Noisy fans frustrate golf course neighbors

Posted at 4:48 PM, Jan 18, 2018
and last updated 2018-01-18 19:18:43-05

JOHNSON COUNTY, Kan. -- Those on the golf course strive for quiet ahead of an attempt for the perfect putt. It turns out, people living nearby want quiet too. 
A Mission Hills golf course is being brought to court this summer after neighbors said it’s too loud on the green, according to a lawsuit filed in Johnson County District Court. 
Gary Mathews, who filed the lawsuit, says he’s lived at a home overlooking the 12th green at the Kansas City Country Club (KCCC) for roughly 27 years. For most of that time, it’s been quiet living on the cul-de-sac. 
That is until KCCC started using a large-gasoline powered fan on the 12th green. According to the lawsuit, the fan is so loud it’s causing a nuisance to neighbors. 
According to the U.S. Golf Association, the large fans are used to help maintain putting surfaces during hot, humid weather. 
In the lawsuit, however, Mathews says the fans are unnecessary. 
Court documents say the noise levels of the fan were tested by an acoustics expert hired on behalf of neighboring homeowners. Those tests showed the layout of the 12th green acted like an amphitheater. 
When the fans were turned off, ambient noise on that green tested at about 40 decibels – comparable to what you would hear in a library
When the fans were turned on, the noise level sprang to 70 decibels. According to the acoustics expert, that’s about double the sound to a human ear. It would be like standing 50 feet away from a freeway during morning traffic. 
An acoustics expert supplied by Mission Hills also tested the noise levels at the 12th green but did not testify. 
At KCCC, the fans are operated from the first week of June through Labor Day and on days when temperatures are expected to go over 85 degrees or there is an excessive amount of moisture. 
According to KCCC’s filing, the fans are only used from sunup to sunset in accordance with Mission Hills’ noise ordinance. 
Court documents say KCCC attempted to put in a quieter electric fan in November, but Mathews and other neighbors fought KCCC’s pursuit of permits at the city’s Architectural Review Board. 
Neighbors testified at the meeting, saying they were concerned for their property values. Others said they couldn't spend time outside or with their windows open without being disturbed by the sound of the fan. One woman described the noise as having a diesel truck in her driveway. 

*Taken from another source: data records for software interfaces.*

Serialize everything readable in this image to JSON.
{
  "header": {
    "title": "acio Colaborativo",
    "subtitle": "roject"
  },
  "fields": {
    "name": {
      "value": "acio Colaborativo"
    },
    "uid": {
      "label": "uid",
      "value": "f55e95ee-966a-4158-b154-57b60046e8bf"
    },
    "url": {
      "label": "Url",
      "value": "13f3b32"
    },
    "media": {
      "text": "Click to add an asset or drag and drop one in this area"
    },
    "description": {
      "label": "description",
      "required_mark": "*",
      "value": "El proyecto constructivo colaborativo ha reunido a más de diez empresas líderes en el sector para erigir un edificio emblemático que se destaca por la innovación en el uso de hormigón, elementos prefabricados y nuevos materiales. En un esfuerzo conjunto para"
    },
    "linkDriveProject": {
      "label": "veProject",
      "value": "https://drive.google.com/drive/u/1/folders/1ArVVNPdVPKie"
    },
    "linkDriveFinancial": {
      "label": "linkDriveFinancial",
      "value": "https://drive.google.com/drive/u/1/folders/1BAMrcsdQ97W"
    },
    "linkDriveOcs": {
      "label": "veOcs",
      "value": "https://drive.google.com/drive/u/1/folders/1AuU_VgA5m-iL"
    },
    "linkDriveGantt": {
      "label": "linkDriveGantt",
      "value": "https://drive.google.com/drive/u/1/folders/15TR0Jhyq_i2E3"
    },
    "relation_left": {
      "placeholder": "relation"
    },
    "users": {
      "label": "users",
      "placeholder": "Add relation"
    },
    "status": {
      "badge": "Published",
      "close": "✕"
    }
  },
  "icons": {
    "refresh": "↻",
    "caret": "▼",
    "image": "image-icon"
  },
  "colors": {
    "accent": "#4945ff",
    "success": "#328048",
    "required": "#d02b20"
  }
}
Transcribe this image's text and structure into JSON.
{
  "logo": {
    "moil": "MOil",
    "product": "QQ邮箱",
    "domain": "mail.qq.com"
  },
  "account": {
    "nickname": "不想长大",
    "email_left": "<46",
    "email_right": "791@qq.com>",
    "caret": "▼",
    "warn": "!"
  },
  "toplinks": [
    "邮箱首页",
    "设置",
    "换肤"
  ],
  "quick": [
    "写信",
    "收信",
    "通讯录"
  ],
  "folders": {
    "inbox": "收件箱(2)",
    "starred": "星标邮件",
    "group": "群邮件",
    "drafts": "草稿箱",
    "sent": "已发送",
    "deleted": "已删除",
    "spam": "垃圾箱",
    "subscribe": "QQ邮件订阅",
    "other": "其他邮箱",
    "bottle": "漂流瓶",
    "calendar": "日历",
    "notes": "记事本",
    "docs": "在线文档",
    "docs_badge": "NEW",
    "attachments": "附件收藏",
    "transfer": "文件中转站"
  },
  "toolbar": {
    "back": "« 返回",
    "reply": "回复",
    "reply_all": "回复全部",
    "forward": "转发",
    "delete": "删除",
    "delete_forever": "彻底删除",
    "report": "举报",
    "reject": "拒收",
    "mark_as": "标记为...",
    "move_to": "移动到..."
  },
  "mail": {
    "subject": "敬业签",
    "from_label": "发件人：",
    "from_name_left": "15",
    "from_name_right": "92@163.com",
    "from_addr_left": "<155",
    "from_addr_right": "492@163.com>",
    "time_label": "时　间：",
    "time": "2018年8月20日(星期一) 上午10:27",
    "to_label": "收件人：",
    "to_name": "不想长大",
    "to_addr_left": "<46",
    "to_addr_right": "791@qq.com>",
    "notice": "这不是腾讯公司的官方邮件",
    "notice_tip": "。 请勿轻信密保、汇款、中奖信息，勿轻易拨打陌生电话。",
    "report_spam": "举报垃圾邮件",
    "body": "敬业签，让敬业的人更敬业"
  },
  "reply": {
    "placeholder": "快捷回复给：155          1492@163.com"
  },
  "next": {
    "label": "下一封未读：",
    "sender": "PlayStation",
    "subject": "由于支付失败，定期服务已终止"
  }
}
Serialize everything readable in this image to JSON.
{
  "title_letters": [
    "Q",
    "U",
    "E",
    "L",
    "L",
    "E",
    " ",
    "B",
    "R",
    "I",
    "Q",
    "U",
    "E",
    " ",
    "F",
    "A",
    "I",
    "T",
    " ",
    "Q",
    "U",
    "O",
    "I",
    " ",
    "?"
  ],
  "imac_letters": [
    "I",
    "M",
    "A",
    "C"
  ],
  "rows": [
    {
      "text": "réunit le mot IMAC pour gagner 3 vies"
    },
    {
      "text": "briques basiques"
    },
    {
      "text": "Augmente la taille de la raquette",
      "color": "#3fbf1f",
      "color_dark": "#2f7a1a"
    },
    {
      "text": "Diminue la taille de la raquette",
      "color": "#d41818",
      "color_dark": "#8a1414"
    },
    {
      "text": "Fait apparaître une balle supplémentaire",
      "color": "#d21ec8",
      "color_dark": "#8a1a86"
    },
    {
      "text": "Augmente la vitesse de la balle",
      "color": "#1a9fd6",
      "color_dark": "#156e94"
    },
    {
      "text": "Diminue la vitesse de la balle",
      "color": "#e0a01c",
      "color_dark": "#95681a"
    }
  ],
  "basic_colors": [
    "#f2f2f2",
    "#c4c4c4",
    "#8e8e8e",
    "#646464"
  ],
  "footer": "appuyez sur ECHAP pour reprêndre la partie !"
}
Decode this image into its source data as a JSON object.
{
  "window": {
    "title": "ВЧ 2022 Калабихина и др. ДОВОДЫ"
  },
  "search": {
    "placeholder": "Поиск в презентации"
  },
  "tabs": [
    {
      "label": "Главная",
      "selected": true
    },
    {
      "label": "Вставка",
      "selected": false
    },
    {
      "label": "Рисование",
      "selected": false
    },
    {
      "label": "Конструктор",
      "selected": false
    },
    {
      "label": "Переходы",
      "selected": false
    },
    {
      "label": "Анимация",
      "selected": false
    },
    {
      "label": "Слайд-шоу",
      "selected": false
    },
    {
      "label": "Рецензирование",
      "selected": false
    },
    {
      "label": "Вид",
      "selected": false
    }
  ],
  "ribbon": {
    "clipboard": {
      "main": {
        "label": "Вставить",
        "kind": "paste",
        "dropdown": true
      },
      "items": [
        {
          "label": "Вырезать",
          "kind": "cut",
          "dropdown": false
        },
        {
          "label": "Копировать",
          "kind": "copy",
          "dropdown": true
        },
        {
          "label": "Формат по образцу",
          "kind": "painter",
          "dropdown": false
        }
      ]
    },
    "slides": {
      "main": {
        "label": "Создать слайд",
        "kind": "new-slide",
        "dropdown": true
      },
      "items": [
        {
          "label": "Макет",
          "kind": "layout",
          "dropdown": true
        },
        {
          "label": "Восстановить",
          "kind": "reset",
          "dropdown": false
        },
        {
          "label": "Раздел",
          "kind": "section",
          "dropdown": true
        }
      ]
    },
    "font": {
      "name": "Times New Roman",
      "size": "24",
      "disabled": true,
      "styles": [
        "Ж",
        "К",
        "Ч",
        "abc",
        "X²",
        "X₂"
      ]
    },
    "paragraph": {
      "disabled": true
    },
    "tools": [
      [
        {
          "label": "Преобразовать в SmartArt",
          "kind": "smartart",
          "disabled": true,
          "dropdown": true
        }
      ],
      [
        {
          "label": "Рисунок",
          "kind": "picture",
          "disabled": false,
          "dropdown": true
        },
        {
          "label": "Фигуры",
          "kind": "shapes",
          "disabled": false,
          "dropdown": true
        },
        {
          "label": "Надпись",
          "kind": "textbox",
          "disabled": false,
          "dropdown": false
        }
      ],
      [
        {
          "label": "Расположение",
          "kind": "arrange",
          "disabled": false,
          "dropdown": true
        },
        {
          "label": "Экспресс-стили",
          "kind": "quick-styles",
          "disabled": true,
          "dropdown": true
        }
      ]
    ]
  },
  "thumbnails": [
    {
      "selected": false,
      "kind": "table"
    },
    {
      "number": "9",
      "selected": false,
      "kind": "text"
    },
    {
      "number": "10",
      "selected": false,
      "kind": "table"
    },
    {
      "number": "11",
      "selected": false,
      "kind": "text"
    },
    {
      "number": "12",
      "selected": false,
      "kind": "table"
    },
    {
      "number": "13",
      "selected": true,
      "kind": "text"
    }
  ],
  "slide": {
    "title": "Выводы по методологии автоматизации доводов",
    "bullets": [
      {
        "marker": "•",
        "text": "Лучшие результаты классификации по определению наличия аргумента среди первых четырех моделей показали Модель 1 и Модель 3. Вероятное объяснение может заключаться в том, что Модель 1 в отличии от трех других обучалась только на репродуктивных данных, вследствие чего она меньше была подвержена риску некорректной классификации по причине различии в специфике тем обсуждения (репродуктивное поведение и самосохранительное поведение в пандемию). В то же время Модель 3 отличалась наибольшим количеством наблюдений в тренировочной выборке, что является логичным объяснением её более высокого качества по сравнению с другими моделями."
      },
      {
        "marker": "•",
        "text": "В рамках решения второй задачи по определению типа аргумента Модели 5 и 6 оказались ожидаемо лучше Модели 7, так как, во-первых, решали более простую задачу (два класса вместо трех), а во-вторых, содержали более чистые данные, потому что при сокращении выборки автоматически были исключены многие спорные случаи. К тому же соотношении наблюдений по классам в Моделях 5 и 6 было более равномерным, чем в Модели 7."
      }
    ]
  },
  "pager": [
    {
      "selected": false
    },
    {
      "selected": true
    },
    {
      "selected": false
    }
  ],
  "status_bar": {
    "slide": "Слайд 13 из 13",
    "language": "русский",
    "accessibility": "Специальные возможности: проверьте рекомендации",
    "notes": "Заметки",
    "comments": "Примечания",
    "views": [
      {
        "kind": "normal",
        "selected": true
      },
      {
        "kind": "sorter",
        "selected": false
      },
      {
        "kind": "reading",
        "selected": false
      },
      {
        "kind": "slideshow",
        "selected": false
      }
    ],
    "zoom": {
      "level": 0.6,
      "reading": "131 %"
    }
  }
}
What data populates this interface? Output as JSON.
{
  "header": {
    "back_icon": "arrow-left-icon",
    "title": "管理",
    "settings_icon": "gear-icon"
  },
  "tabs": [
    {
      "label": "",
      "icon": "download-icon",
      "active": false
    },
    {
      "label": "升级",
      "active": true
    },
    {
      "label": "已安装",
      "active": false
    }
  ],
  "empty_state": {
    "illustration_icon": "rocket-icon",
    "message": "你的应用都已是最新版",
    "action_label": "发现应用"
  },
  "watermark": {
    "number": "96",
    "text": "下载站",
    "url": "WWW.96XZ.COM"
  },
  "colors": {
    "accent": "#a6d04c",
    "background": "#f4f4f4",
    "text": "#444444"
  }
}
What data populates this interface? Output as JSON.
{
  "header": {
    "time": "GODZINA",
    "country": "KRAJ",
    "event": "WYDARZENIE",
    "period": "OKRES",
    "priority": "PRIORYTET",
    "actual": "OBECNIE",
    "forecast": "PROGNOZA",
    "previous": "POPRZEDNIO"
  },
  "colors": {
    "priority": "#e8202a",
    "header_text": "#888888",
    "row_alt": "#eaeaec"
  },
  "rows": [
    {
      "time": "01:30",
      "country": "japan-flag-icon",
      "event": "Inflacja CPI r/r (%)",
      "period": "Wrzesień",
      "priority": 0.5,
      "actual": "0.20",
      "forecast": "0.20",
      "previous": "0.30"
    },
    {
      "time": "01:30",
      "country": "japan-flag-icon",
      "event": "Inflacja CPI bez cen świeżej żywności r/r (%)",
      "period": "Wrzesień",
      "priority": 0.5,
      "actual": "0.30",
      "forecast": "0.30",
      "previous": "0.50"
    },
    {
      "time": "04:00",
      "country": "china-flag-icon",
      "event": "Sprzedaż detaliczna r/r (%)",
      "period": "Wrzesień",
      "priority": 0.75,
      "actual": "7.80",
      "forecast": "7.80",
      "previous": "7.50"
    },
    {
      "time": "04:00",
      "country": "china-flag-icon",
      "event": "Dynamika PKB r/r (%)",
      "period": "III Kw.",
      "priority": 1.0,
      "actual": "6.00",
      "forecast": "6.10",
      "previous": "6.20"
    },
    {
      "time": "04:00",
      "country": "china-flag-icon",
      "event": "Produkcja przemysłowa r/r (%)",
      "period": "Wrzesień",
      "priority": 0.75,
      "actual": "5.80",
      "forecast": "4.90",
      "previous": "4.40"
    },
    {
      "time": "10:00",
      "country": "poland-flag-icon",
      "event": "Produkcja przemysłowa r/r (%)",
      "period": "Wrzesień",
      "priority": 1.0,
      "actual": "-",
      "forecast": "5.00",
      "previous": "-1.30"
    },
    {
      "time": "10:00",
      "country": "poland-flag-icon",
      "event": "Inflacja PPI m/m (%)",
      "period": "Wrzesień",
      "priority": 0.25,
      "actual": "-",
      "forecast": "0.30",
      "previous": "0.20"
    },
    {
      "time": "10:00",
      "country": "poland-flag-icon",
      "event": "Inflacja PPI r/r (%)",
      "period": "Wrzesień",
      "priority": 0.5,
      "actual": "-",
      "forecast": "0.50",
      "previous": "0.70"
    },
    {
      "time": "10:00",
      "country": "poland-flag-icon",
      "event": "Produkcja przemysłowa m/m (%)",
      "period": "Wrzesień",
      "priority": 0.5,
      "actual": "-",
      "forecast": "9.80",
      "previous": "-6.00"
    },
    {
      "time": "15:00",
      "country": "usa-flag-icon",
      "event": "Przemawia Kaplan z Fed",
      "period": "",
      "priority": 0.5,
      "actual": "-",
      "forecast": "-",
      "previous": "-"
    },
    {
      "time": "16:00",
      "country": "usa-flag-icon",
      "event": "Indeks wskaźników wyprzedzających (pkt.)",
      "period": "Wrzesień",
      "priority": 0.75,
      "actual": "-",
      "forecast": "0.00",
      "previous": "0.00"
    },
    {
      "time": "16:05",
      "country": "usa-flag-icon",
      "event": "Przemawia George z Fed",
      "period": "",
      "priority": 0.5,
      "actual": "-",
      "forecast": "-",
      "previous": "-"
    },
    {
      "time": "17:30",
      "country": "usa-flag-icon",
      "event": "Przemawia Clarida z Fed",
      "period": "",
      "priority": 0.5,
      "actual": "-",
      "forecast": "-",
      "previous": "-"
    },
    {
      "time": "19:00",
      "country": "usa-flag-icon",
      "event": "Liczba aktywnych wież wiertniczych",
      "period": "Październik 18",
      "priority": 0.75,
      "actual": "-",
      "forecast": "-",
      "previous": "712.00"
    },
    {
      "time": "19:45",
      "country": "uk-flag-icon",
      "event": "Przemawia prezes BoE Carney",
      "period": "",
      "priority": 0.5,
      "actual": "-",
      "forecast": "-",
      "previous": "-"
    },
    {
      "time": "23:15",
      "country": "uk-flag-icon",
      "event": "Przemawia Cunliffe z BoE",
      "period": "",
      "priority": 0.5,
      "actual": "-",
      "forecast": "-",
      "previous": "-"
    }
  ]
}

KCCC ultimately withdrew its request to build in the permanent fan. 
The trial is set for June 18.